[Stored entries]
--------------------------------
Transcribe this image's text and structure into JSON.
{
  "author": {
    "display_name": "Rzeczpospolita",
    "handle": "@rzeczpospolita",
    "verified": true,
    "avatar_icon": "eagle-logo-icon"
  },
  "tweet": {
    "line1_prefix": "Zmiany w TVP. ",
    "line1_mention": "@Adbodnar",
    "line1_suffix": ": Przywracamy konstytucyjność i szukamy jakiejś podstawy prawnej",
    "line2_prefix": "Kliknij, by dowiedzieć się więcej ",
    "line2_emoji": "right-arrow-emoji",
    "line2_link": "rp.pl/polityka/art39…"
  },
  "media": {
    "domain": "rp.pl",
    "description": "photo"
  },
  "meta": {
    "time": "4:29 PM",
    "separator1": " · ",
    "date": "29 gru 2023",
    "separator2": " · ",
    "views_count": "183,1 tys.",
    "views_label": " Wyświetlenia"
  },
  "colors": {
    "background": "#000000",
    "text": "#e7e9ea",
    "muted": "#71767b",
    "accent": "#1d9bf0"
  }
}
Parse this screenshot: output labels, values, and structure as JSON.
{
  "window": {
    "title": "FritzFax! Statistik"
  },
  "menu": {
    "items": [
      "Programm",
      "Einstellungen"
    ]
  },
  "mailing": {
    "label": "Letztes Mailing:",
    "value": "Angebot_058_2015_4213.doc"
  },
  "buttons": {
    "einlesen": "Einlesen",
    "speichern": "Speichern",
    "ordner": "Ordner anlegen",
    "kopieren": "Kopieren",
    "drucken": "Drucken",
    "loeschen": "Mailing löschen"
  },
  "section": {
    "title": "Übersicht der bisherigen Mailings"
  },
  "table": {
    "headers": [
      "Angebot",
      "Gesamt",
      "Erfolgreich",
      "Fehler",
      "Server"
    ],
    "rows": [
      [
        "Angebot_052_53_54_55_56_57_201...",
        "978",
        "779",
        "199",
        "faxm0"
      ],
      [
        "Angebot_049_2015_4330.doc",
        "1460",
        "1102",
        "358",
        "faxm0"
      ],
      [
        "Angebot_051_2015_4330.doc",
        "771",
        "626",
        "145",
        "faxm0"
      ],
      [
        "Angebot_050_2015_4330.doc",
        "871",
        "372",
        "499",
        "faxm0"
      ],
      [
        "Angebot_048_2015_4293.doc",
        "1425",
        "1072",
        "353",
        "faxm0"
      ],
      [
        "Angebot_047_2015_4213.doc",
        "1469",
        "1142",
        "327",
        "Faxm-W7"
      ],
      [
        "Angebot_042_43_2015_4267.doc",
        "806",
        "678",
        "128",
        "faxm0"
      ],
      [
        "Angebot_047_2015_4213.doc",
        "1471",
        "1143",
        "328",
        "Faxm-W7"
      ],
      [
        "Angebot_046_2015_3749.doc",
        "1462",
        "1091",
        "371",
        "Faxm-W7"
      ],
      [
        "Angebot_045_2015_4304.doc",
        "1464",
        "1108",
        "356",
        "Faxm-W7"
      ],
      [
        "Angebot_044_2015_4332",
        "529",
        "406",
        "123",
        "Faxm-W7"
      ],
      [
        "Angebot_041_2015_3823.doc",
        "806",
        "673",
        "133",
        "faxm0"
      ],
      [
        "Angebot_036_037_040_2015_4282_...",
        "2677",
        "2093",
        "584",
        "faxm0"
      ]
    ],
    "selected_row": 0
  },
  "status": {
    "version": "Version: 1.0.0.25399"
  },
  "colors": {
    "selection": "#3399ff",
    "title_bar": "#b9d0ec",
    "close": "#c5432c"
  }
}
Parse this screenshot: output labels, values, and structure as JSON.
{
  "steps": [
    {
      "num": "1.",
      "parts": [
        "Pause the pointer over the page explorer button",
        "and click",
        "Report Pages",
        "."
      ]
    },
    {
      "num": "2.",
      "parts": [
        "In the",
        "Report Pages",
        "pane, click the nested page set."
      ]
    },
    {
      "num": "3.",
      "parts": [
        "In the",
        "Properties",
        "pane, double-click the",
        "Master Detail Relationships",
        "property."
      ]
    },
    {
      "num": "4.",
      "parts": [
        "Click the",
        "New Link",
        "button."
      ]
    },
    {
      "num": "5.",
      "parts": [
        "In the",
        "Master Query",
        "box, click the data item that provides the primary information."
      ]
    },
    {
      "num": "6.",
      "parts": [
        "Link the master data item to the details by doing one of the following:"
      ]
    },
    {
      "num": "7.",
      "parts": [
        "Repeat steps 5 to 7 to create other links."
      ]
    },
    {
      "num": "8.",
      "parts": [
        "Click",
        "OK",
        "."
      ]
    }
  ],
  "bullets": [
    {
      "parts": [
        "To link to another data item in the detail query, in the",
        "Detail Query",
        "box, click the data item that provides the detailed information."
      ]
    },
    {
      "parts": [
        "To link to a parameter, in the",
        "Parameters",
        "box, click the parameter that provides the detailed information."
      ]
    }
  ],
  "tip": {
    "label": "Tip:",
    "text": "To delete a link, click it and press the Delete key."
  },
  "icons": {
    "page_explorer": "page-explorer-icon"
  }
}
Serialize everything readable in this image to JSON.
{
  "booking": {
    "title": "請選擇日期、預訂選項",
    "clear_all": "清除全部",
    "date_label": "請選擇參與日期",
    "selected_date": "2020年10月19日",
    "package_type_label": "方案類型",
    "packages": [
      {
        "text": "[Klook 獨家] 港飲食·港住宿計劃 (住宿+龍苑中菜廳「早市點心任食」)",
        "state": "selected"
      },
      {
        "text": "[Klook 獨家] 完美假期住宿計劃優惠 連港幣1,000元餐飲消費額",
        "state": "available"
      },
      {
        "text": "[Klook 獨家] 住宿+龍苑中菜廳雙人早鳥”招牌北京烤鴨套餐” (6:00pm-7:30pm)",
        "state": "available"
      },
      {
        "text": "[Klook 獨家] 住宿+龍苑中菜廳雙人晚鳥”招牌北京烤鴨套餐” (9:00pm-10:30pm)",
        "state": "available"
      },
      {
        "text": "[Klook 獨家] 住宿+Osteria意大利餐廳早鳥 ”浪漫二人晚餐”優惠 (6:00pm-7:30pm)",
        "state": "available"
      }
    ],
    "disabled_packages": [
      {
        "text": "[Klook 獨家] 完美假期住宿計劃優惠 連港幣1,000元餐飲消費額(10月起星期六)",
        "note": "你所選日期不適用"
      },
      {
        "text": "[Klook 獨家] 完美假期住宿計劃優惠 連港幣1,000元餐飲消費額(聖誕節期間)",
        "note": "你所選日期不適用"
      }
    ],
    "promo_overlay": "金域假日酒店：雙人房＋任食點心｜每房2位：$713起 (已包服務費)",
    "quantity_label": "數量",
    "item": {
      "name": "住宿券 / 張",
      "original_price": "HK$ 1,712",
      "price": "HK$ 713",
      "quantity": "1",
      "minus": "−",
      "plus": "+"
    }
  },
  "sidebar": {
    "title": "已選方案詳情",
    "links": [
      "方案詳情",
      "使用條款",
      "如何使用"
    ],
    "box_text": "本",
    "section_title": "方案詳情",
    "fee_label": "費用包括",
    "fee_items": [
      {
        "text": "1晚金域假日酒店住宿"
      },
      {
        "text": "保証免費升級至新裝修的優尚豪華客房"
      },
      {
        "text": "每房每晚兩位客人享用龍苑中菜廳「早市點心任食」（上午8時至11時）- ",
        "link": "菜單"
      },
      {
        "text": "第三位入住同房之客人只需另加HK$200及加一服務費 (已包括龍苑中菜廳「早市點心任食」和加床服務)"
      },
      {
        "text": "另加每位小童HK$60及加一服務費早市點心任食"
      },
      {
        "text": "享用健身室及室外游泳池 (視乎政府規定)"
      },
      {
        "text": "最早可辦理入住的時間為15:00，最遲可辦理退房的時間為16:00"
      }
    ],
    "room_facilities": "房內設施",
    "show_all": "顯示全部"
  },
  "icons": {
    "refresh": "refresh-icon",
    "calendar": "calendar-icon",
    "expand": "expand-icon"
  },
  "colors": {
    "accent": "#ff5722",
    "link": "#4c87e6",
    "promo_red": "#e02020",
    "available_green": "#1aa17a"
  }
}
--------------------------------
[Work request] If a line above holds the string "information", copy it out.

[Solution to this problem]
        "box, click the data item that provides the primary information."
        "box, click the data item that provides the detailed information."
        "box, click the parameter that provides the detailed information."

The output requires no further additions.